Fruits

The fruit is a capsule, usually globule, often beaked, thinly woody, usually dehiscing with two to four valves before falling, often exuding resinous droplets. One fruit contains one to four seeds. Fruits are reddish, conical hard and ovoid. The fruit diameter is 3.0" and nearly woody. Fruits are ovoid, 2.5–5 cm (1.0–2.0 in) long with persistent calyx. The seeds are dark brown fleshy oily cotyledons.[5][unreliable source?] Fruits weigh from 50–60 g (1.8–2.1 oz) each.[6]

Seeds

The fruit contains one round or three conical brown, shiny, seeds consisting of the kernel (cotyledons, 36.6%) within a fibrous outer cover (50% seed) and brittle shell (13.4%). M. ferrea seeds contained lipids (66.91-70.23 g %), moisture (4.02-5.05 g %), ash (1.46-1.50 g %), total protein (6.99-7.19 g %), water-soluble protein (2.98-3.11 g %), starch (5.51-5.85 g %), crude fiber (1.22-1.98 g %), carbohydrate (15.88-18.68 g %). The energy value is 700.55-724.15 kcal/100 g.[7]

Physical properties and composition

The major fatty acids in nagkesar oil are oleic acid, linoleic acid, stearic acid, and palmitic acid. Polyphenols and volatiles can contribute an unpleasant odour. These include the 4-phenyl coumarins mesuol, mammeisin, mesuagin and mammeigin.[8]

Fatty acid composition[6][7]
Fatty acid percentage
Myristic acid (C14:0) 0.0-2.8
Palmitic acid (C16:0) 8.0-16.5
Stearic acid (C18:0) 10.0-15.8
Oleic acid (C18:1) 55-66
Linoleic acid (C20:0) 0-1.0
Physical properties[7][9]
Character Range/limit
Refractive Indexat, 400C 1.465-1.475
Iodine value 65-95
Saponification value 195-205
Moisture 1.0-1.5
Color 1/4" cell(Y+5R) 25-35
Unsaponifiable matter % 2.0-2.5

See also

References

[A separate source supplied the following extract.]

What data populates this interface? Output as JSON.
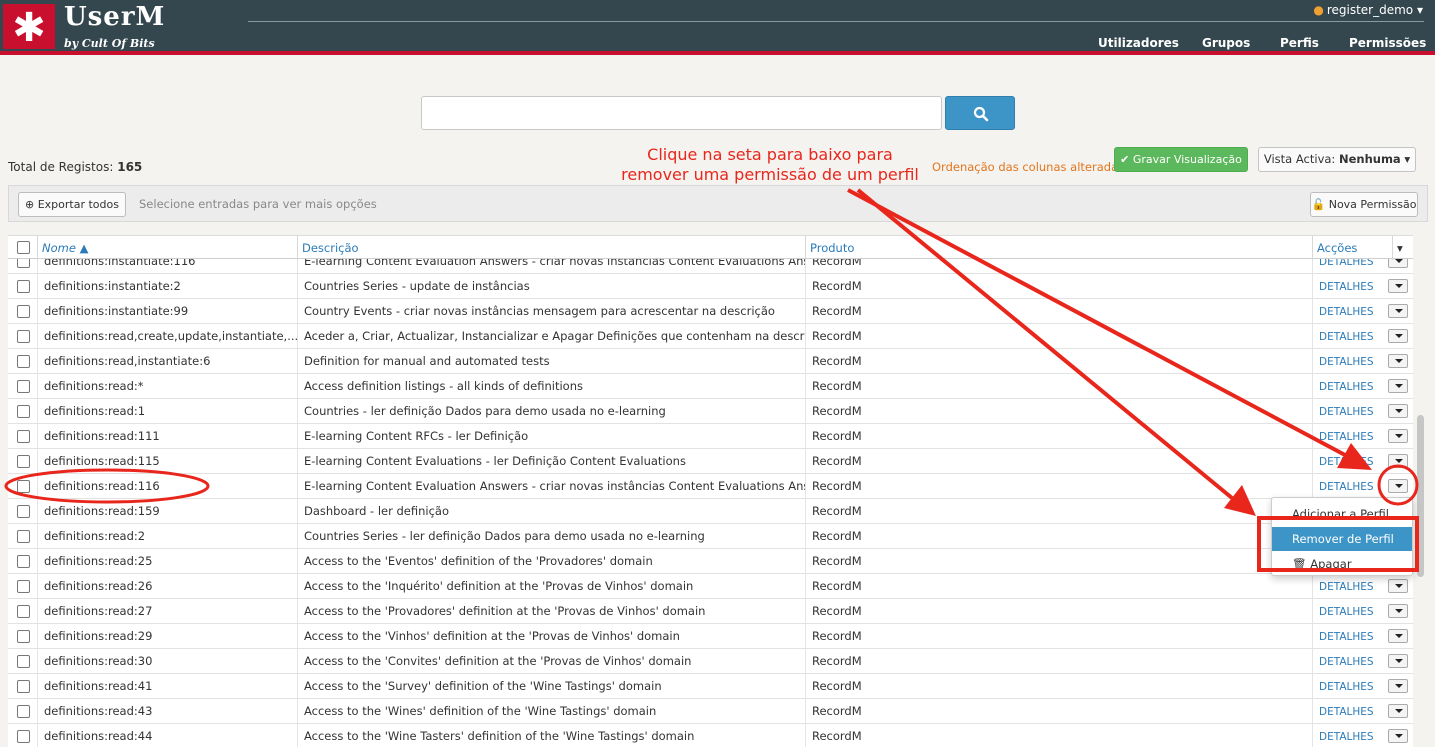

  1. ^ "ironwood tree - definition of ironwood tree by the Free Online Dictionary, Thesaurus and Encyclopedia". Thefreedictionary.com. Retrieved 2013-11-21.
  2. ^ a b c d "Mesua ferrea - Nag Kesar". Flowersofindia.net. Retrieved 2013-11-21.
  3. ^ a b "Species Information". Worldagroforestry.org. Retrieved 2013-11-21.
  4. ^ [1]
  5. ^ Chakrapani Ayurveda. "Nagkesar, Mesua, Mesua ferrea, Clusiaceae". Nagkesar.com. Retrieved 2013-11-21.
  6. ^ a b SEA HandBook-2009, By The Solvent Extractors' Association of India[full citation needed]
  7. ^ a b c Abu Sayeed, M.; Abbas Ali, M.; Sohel, F.I.; Astaq Mohal Khan, G.R.M.; Sarmina Yeasmin, Mst. (2004). "Physico-chemical characteristics of Mesua ferrea seed oil and nutritional composition of its seed and leaves". Bulletin of the Chemical Society of Ethiopia. Ajol.info. 18 (2). doi:10.4314/bcse.v18i2.61435.
  8. ^ BALA, K.R.; T.R. SESHADRI (1971). "Isolation and synthesis of some coumarin components of Mesua ferrea seed oil". Phytochemistry. 10 (5): 1131–1134. doi:10.1016/s0031-9422(00)89951-3.
  9. ^ PHYSICO-CHEMICAL CHARACTERISTICS OF MESUA FERREA SEED OIL AND NUTRITIONAL COMPOSITION OF ITS SEED AND LEAVES.M. Abu Sayeed, M. Abbas Ali, F.I. Sohel, G.R.M. Astaq Mohal Khan and Mst. Sarmina Yeasmin